Ted Stevens Anchorage International Airport (IATA: ANC, ICAO: PANC, FAA LID: ANC) is a major airport in the U.S. state of Alaska located 4 nautical miles (7.4 km) southwest of downtown Anchorage. Constructed in 1951 as Anchorage International Airport, it was renamed by the Alaska Legislature to honor former long-standing U.S. Senator Ted Stevens. It is Alaska Airlines' third-largest hub, after Portland. It is also a major cargo hub and, as of 2010, ranks as the fifth busiest airport in the world by cargo traffic, after Hong Kong, Memphis, Shanghai, and Seoul.
Anchorage was a common stopover for passengers flying to East Asia from the 1960s to the 1980s because Chinese and Soviet airspace were off-limits and because the first generation of jets and widebody airliners did not have the range to fly nonstop across the Pacific Ocean. Some passenger aircraft still stop at Anchorage on flights between Asia and the eastern United States. On September 1, 1983, one of these flights, Korean Air Lines Flight 007 was shot down by a Soviet pilot who had mistaken it for a spy plane, after unintentionally violating Soviet airspace. Cargo carriers, which benefit from short route segments, continue to use Anchorage frequently.

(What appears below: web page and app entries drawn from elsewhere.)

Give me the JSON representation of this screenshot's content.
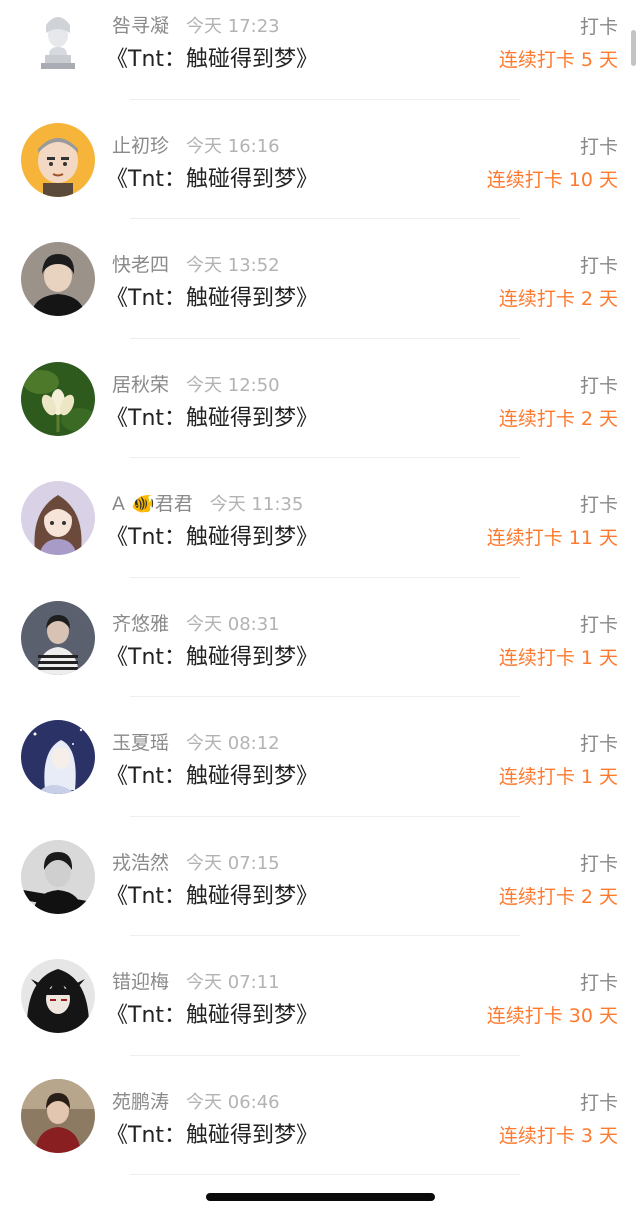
{
  "feed": {
    "rows": [
      {
        "name": "咎寻凝",
        "time": "今天 17:23",
        "title": "《Tnt：触碰得到梦》",
        "action": "打卡",
        "streak": "连续打卡 5 天",
        "avatar_icon": "bust-statue-icon",
        "avatar_bg": "#eef0f2"
      },
      {
        "name": "止初珍",
        "time": "今天 16:16",
        "title": "《Tnt：触碰得到梦》",
        "action": "打卡",
        "streak": "连续打卡 10 天",
        "avatar_icon": "cartoon-monk-icon",
        "avatar_bg": "#f6b53a"
      },
      {
        "name": "快老四",
        "time": "今天 13:52",
        "title": "《Tnt：触碰得到梦》",
        "action": "打卡",
        "streak": "连续打卡 2 天",
        "avatar_icon": "portrait-photo-icon",
        "avatar_bg": "#8e857b"
      },
      {
        "name": "居秋荣",
        "time": "今天 12:50",
        "title": "《Tnt：触碰得到梦》",
        "action": "打卡",
        "streak": "连续打卡 2 天",
        "avatar_icon": "lotus-flower-icon",
        "avatar_bg": "#2e5a1e"
      },
      {
        "name": "A 🐠君君",
        "time": "今天 11:35",
        "title": "《Tnt：触碰得到梦》",
        "action": "打卡",
        "streak": "连续打卡 11 天",
        "avatar_icon": "anime-girl-icon",
        "avatar_bg": "#cfc6dd"
      },
      {
        "name": "齐悠雅",
        "time": "今天 08:31",
        "title": "《Tnt：触碰得到梦》",
        "action": "打卡",
        "streak": "连续打卡 1 天",
        "avatar_icon": "portrait-photo-icon",
        "avatar_bg": "#4b5160"
      },
      {
        "name": "玉夏瑶",
        "time": "今天 08:12",
        "title": "《Tnt：触碰得到梦》",
        "action": "打卡",
        "streak": "连续打卡 1 天",
        "avatar_icon": "night-anime-icon",
        "avatar_bg": "#2b3266"
      },
      {
        "name": "戎浩然",
        "time": "今天 07:15",
        "title": "《Tnt：触碰得到梦》",
        "action": "打卡",
        "streak": "连续打卡 2 天",
        "avatar_icon": "portrait-photo-icon",
        "avatar_bg": "#5a5a5a"
      },
      {
        "name": "错迎梅",
        "time": "今天 07:11",
        "title": "《Tnt：触碰得到梦》",
        "action": "打卡",
        "streak": "连续打卡 30 天",
        "avatar_icon": "dark-anime-icon",
        "avatar_bg": "#2a2a2a"
      },
      {
        "name": "苑鹏涛",
        "time": "今天 06:46",
        "title": "《Tnt：触碰得到梦》",
        "action": "打卡",
        "streak": "连续打卡 3 天",
        "avatar_icon": "portrait-photo-icon",
        "avatar_bg": "#6e5a45"
      }
    ]
  },
  "colors": {
    "accent": "#ff7a2e",
    "secondary_text": "#8a8a8a",
    "primary_text": "#222222"
  }
}
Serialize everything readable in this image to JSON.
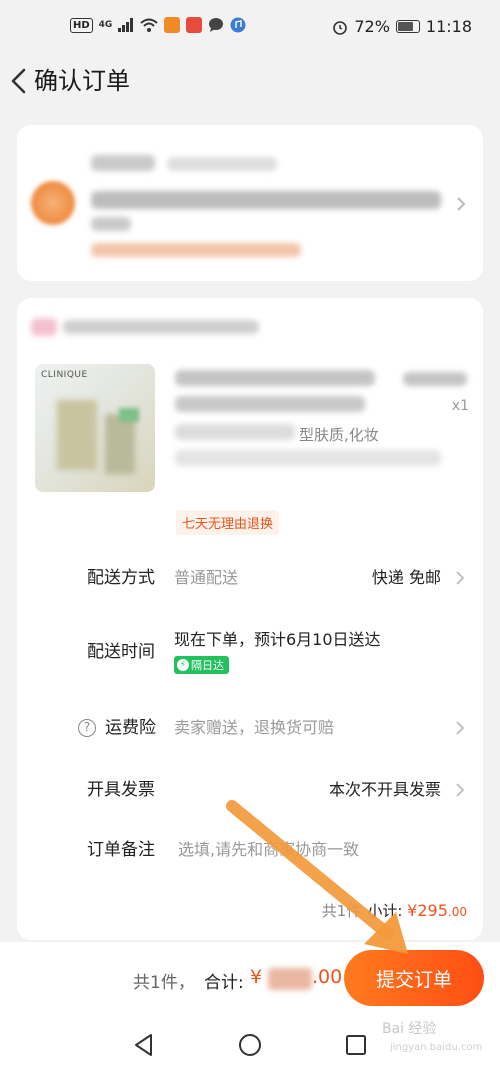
{
  "status_bar": {
    "hd": "HD",
    "network": "4G",
    "battery": "72%",
    "time": "11:18"
  },
  "header": {
    "title": "确认订单"
  },
  "product": {
    "brand_text": "CLINIQUE",
    "suffix": "型肤质,化妆",
    "qty": "x1",
    "return_tag": "七天无理由退换"
  },
  "rows": {
    "delivery_method": {
      "label": "配送方式",
      "value": "普通配送",
      "right": "快递 免邮"
    },
    "delivery_time": {
      "label": "配送时间",
      "value": "现在下单，预计6月10日送达",
      "badge": "隔日达"
    },
    "shipping_insurance": {
      "label": "运费险",
      "value": "卖家赠送，退换货可赔"
    },
    "invoice": {
      "label": "开具发票",
      "right": "本次不开具发票"
    },
    "note": {
      "label": "订单备注",
      "placeholder": "选填,请先和商家协商一致"
    }
  },
  "subtotal": {
    "prefix": "共1件",
    "label": "小计:",
    "currency": "¥",
    "amount": "295",
    "cents": ".00"
  },
  "bottom_bar": {
    "count": "共1件，",
    "total_label": "合计:",
    "total_currency": "¥",
    "total_tail": ".00",
    "submit_label": "提交订单"
  },
  "watermark": {
    "text": "Bai 经验",
    "sub": "jingyan.baidu.com"
  },
  "colors": {
    "accent": "#f0531b",
    "button_gradient_start": "#ff7a1e",
    "button_gradient_end": "#ff4e14",
    "badge_green": "#22c15e",
    "annotation_arrow": "#f39a3b"
  }
}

Ted Stevens Anchorage International Airport's passenger traffic has hovered around the five million mark for the last 10 years, apart from in 2002 when the airport suffered a 13% drop in traffic. Fairbanks and Juneau are the next busiest airports though neither managed more than half a million passengers last year. Anchorage traffic peaks in June, July and August when passenger numbers are twice as high as between October and April.